**WHAT YOU ARE ASKED TO DO**
Restate the entries below word for word, leaving nothing out.
====
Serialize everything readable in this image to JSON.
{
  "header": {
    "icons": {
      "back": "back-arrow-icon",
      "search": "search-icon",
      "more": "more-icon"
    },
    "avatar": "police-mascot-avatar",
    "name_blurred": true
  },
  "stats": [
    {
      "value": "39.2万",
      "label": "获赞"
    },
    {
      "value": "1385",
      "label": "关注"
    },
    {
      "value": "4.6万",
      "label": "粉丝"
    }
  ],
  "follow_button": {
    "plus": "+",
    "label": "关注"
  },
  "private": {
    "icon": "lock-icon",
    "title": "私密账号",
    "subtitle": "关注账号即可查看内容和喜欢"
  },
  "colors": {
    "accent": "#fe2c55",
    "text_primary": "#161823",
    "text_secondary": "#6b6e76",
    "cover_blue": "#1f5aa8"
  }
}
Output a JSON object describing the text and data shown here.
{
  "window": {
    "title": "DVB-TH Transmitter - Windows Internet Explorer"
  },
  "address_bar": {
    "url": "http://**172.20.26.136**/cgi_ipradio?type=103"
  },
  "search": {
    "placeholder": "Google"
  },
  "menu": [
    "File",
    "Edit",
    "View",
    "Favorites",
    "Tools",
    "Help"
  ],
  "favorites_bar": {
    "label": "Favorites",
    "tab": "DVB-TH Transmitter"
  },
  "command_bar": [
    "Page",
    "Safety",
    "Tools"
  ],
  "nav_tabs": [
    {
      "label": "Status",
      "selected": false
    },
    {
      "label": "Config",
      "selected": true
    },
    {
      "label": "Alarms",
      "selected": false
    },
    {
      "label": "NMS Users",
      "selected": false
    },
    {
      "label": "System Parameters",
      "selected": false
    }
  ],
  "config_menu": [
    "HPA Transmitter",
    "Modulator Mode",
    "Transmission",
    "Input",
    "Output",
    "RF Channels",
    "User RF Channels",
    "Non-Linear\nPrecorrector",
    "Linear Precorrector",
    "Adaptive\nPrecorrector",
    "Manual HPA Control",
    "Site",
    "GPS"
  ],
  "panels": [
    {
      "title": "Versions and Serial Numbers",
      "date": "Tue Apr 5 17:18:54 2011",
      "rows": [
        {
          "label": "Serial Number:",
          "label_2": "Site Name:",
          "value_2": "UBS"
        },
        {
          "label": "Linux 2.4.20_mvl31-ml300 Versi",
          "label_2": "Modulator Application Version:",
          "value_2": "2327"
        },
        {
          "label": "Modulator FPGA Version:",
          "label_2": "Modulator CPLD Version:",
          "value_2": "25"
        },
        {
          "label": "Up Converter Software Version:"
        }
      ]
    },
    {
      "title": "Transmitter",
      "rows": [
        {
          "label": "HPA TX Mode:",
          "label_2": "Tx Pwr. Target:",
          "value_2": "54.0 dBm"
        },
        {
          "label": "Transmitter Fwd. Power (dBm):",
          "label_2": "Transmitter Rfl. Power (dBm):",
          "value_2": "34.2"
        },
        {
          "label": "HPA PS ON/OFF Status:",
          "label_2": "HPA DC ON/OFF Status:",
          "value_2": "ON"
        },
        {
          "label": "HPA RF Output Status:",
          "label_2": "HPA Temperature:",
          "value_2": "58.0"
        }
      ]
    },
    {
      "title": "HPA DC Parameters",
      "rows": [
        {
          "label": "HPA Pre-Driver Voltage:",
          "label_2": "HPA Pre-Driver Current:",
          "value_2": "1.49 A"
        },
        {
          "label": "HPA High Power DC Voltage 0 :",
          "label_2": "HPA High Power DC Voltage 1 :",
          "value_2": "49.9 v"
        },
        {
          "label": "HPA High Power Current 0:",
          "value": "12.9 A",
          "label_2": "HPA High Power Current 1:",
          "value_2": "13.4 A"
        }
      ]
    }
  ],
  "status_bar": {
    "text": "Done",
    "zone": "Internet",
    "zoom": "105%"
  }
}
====
**WRITTEN SOLUTION**
Serialize everything readable in this image to JSON.
{
  "header": {
    "icons": {
      "back": "back-arrow-icon",
      "search": "search-icon",
      "more": "more-icon"
    },
    "avatar": "police-mascot-avatar",
    "name_blurred": true
  },
  "stats": [
    {
      "value": "39.2万",
      "label": "获赞"
    },
    {
      "value": "1385",
      "label": "关注"
    },
    {
      "value": "4.6万",
      "label": "粉丝"
    }
  ],
  "follow_button": {
    "plus": "+",
    "label": "关注"
  },
  "private": {
    "icon": "lock-icon",
    "title": "私密账号",
    "subtitle": "关注账号即可查看内容和喜欢"
  },
  "colors": {
    "accent": "#fe2c55",
    "text_primary": "#161823",
    "text_secondary": "#6b6e76",
    "cover_blue": "#1f5aa8"
  }
}
Output a JSON object describing the text and data shown here.
{
  "window": {
    "title": "DVB-TH Transmitter - Windows Internet Explorer"
  },
  "address_bar": {
    "url": "http://**172.20.26.136**/cgi_ipradio?type=103"
  },
  "search": {
    "placeholder": "Google"
  },
  "menu": [
    "File",
    "Edit",
    "View",
    "Favorites",
    "Tools",
    "Help"
  ],
  "favorites_bar": {
    "label": "Favorites",
    "tab": "DVB-TH Transmitter"
  },
  "command_bar": [
    "Page",
    "Safety",
    "Tools"
  ],
  "nav_tabs": [
    {
      "label": "Status",
      "selected": false
    },
    {
      "label": "Config",
      "selected": true
    },
    {
      "label": "Alarms",
      "selected": false
    },
    {
      "label": "NMS Users",
      "selected": false
    },
    {
      "label": "System Parameters",
      "selected": false
    }
  ],
  "config_menu": [
    "HPA Transmitter",
    "Modulator Mode",
    "Transmission",
    "Input",
    "Output",
    "RF Channels",
    "User RF Channels",
    "Non-Linear\nPrecorrector",
    "Linear Precorrector",
    "Adaptive\nPrecorrector",
    "Manual HPA Control",
    "Site",
    "GPS"
  ],
  "panels": [
    {
      "title": "Versions and Serial Numbers",
      "date": "Tue Apr 5 17:18:54 2011",
      "rows": [
        {
          "label": "Serial Number:",
          "label_2": "Site Name:",
          "value_2": "UBS"
        },
        {
          "label": "Linux 2.4.20_mvl31-ml300 Versi",
          "label_2": "Modulator Application Version:",
          "value_2": "2327"
        },
        {
          "label": "Modulator FPGA Version:",
          "label_2": "Modulator CPLD Version:",
          "value_2": "25"
        },
        {
          "label": "Up Converter Software Version:"
        }
      ]
    },
    {
      "title": "Transmitter",
      "rows": [
        {
          "label": "HPA TX Mode:",
          "label_2": "Tx Pwr. Target:",
          "value_2": "54.0 dBm"
        },
        {
          "label": "Transmitter Fwd. Power (dBm):",
          "label_2": "Transmitter Rfl. Power (dBm):",
          "value_2": "34.2"
        },
        {
          "label": "HPA PS ON/OFF Status:",
          "label_2": "HPA DC ON/OFF Status:",
          "value_2": "ON"
        },
        {
          "label": "HPA RF Output Status:",
          "label_2": "HPA Temperature:",
          "value_2": "58.0"
        }
      ]
    },
    {
      "title": "HPA DC Parameters",
      "rows": [
        {
          "label": "HPA Pre-Driver Voltage:",
          "label_2": "HPA Pre-Driver Current:",
          "value_2": "1.49 A"
        },
        {
          "label": "HPA High Power DC Voltage 0 :",
          "label_2": "HPA High Power DC Voltage 1 :",
          "value_2": "49.9 v"
        },
        {
          "label": "HPA High Power Current 0:",
          "value": "12.9 A",
          "label_2": "HPA High Power Current 1:",
          "value_2": "13.4 A"
        }
      ]
    }
  ],
  "status_bar": {
    "text": "Done",
    "zone": "Internet",
    "zoom": "105%"
  }
}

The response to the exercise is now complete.